··· Data excerpts ···

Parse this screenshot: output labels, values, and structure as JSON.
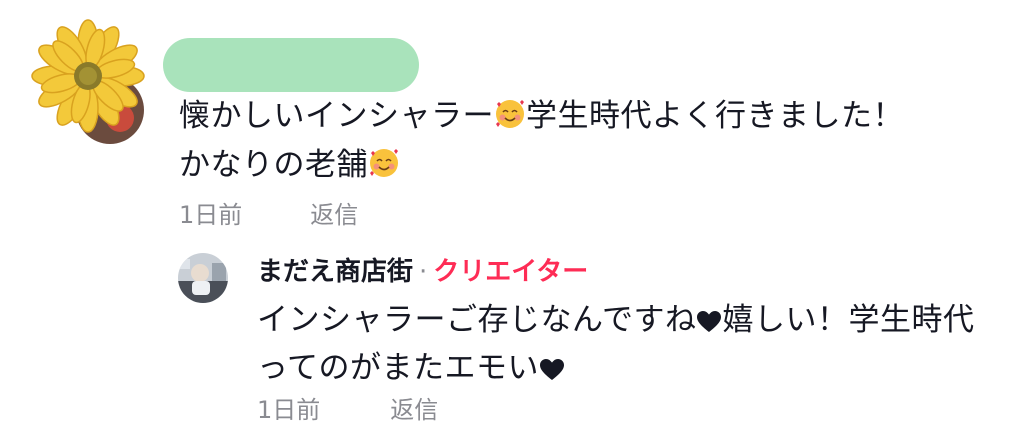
{
  "colors": {
    "redacted_name_bg": "#a9e3bb",
    "creator_badge": "#fe2c55",
    "meta_text": "#8a8b91",
    "main_text": "#161823",
    "heart": "#161823"
  },
  "comment": {
    "avatar_icon": "sunflower-avatar",
    "text_part1": "懐かしいインシャラー",
    "emoji_1": "smiling-face-with-hearts",
    "text_part2": "学生時代よく行きました！",
    "text_part3": "かなりの老舗",
    "emoji_2": "smiling-face-with-hearts",
    "time": "1日前",
    "reply_label": "返信"
  },
  "reply": {
    "author": "まだえ商店街",
    "separator": "·",
    "badge": "クリエイター",
    "text_part1": "インシャラーご存じなんですね",
    "heart_1": "heart-icon",
    "text_part2": "嬉しい！学生時代ってのがまたエモい",
    "heart_2": "heart-icon",
    "time": "1日前",
    "reply_label": "返信"
  }
}
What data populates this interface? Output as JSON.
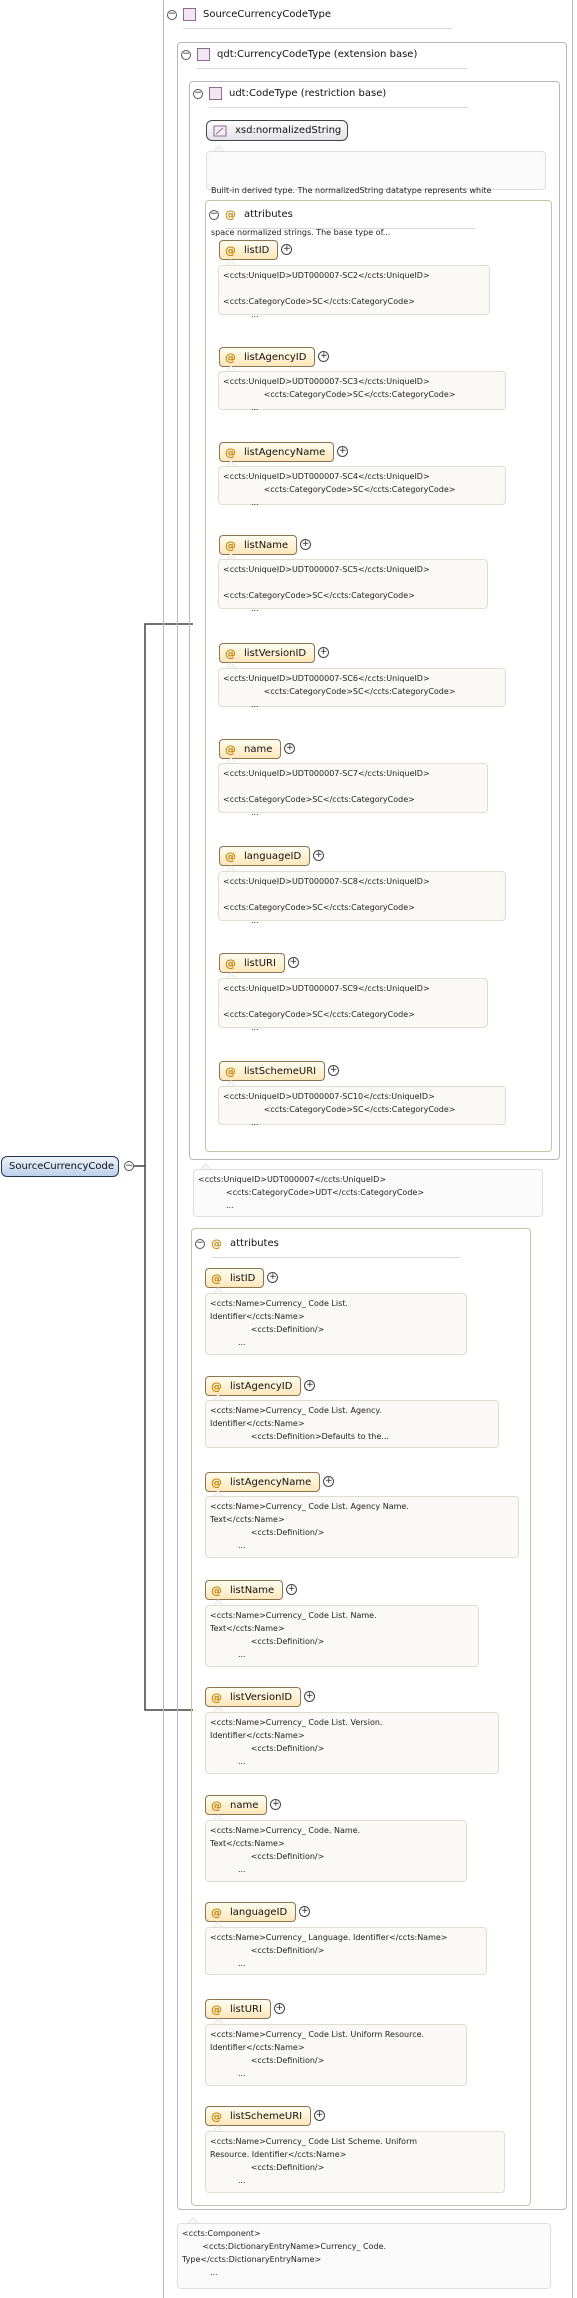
{
  "root": {
    "label": "SourceCurrencyCode",
    "toggle": "−"
  },
  "main": {
    "label": "SourceCurrencyCodeType",
    "toggle": "−"
  },
  "extension": {
    "label": "qdt:CurrencyCodeType (extension base)",
    "toggle": "−"
  },
  "restriction": {
    "label": "udt:CodeType (restriction base)",
    "toggle": "−"
  },
  "normalized": {
    "label": "xsd:normalizedString",
    "doc_line1": "Built-in derived type. The normalizedString datatype represents white",
    "doc_line2": "space normalized strings. The base type of..."
  },
  "inner_attributes": {
    "header": "attributes",
    "items": [
      {
        "name": "listID",
        "plus": "+",
        "doc": "<ccts:UniqueID>UDT000007-SC2</ccts:UniqueID>\n\n<ccts:CategoryCode>SC</ccts:CategoryCode>\n           ..."
      },
      {
        "name": "listAgencyID",
        "plus": "+",
        "doc": "<ccts:UniqueID>UDT000007-SC3</ccts:UniqueID>\n                <ccts:CategoryCode>SC</ccts:CategoryCode>\n           ..."
      },
      {
        "name": "listAgencyName",
        "plus": "+",
        "doc": "<ccts:UniqueID>UDT000007-SC4</ccts:UniqueID>\n                <ccts:CategoryCode>SC</ccts:CategoryCode>\n           ..."
      },
      {
        "name": "listName",
        "plus": "+",
        "doc": "<ccts:UniqueID>UDT000007-SC5</ccts:UniqueID>\n\n<ccts:CategoryCode>SC</ccts:CategoryCode>\n           ..."
      },
      {
        "name": "listVersionID",
        "plus": "+",
        "doc": "<ccts:UniqueID>UDT000007-SC6</ccts:UniqueID>\n                <ccts:CategoryCode>SC</ccts:CategoryCode>\n           ..."
      },
      {
        "name": "name",
        "plus": "+",
        "doc": "<ccts:UniqueID>UDT000007-SC7</ccts:UniqueID>\n\n<ccts:CategoryCode>SC</ccts:CategoryCode>\n           ..."
      },
      {
        "name": "languageID",
        "plus": "+",
        "doc": "<ccts:UniqueID>UDT000007-SC8</ccts:UniqueID>\n\n<ccts:CategoryCode>SC</ccts:CategoryCode>\n           ..."
      },
      {
        "name": "listURI",
        "plus": "+",
        "doc": "<ccts:UniqueID>UDT000007-SC9</ccts:UniqueID>\n\n<ccts:CategoryCode>SC</ccts:CategoryCode>\n           ..."
      },
      {
        "name": "listSchemeURI",
        "plus": "+",
        "doc": "<ccts:UniqueID>UDT000007-SC10</ccts:UniqueID>\n                <ccts:CategoryCode>SC</ccts:CategoryCode>\n           ..."
      }
    ]
  },
  "restriction_doc": "<ccts:UniqueID>UDT000007</ccts:UniqueID>\n           <ccts:CategoryCode>UDT</ccts:CategoryCode>\n           ...",
  "outer_attributes": {
    "header": "attributes",
    "items": [
      {
        "name": "listID",
        "plus": "+",
        "doc": "<ccts:Name>Currency_ Code List.\nIdentifier</ccts:Name>\n                <ccts:Definition/>\n           ..."
      },
      {
        "name": "listAgencyID",
        "plus": "+",
        "doc": "<ccts:Name>Currency_ Code List. Agency.\nIdentifier</ccts:Name>\n                <ccts:Definition>Defaults to the...\n"
      },
      {
        "name": "listAgencyName",
        "plus": "+",
        "doc": "<ccts:Name>Currency_ Code List. Agency Name.\nText</ccts:Name>\n                <ccts:Definition/>\n           ..."
      },
      {
        "name": "listName",
        "plus": "+",
        "doc": "<ccts:Name>Currency_ Code List. Name.\nText</ccts:Name>\n                <ccts:Definition/>\n           ..."
      },
      {
        "name": "listVersionID",
        "plus": "+",
        "doc": "<ccts:Name>Currency_ Code List. Version.\nIdentifier</ccts:Name>\n                <ccts:Definition/>\n           ..."
      },
      {
        "name": "name",
        "plus": "+",
        "doc": "<ccts:Name>Currency_ Code. Name.\nText</ccts:Name>\n                <ccts:Definition/>\n           ..."
      },
      {
        "name": "languageID",
        "plus": "+",
        "doc": "<ccts:Name>Currency_ Language. Identifier</ccts:Name>\n                <ccts:Definition/>\n           ..."
      },
      {
        "name": "listURI",
        "plus": "+",
        "doc": "<ccts:Name>Currency_ Code List. Uniform Resource.\nIdentifier</ccts:Name>\n                <ccts:Definition/>\n           ..."
      },
      {
        "name": "listSchemeURI",
        "plus": "+",
        "doc": "<ccts:Name>Currency_ Code List Scheme. Uniform\nResource. Identifier</ccts:Name>\n                <ccts:Definition/>\n           ..."
      }
    ]
  },
  "component_doc": "<ccts:Component>\n        <ccts:DictionaryEntryName>Currency_ Code.\nType</ccts:DictionaryEntryName>\n           ..."
}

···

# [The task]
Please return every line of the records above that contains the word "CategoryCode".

# [Response box]
        "doc": "<ccts:UniqueID>UDT000007-SC2</ccts:UniqueID>\n\n<ccts:CategoryCode>SC</ccts:CategoryCode>\n           ..."
        "doc": "<ccts:UniqueID>UDT000007-SC3</ccts:UniqueID>\n                <ccts:CategoryCode>SC</ccts:CategoryCode>\n           ..."
        "doc": "<ccts:UniqueID>UDT000007-SC4</ccts:UniqueID>\n                <ccts:CategoryCode>SC</ccts:CategoryCode>\n           ..."
        "doc": "<ccts:UniqueID>UDT000007-SC5</ccts:UniqueID>\n\n<ccts:CategoryCode>SC</ccts:CategoryCode>\n           ..."
        "doc": "<ccts:UniqueID>UDT000007-SC6</ccts:UniqueID>\n                <ccts:CategoryCode>SC</ccts:CategoryCode>\n           ..."
        "doc": "<ccts:UniqueID>UDT000007-SC7</ccts:UniqueID>\n\n<ccts:CategoryCode>SC</ccts:CategoryCode>\n           ..."
        "doc": "<ccts:UniqueID>UDT000007-SC8</ccts:UniqueID>\n\n<ccts:CategoryCode>SC</ccts:CategoryCode>\n           ..."
        "doc": "<ccts:UniqueID>UDT000007-SC9</ccts:UniqueID>\n\n<ccts:CategoryCode>SC</ccts:CategoryCode>\n           ..."
        "doc": "<ccts:UniqueID>UDT000007-SC10</ccts:UniqueID>\n                <ccts:CategoryCode>SC</ccts:CategoryCode>\n           ..."
  "restriction_doc": "<ccts:UniqueID>UDT000007</ccts:UniqueID>\n           <ccts:CategoryCode>UDT</ccts:CategoryCode>\n           ...",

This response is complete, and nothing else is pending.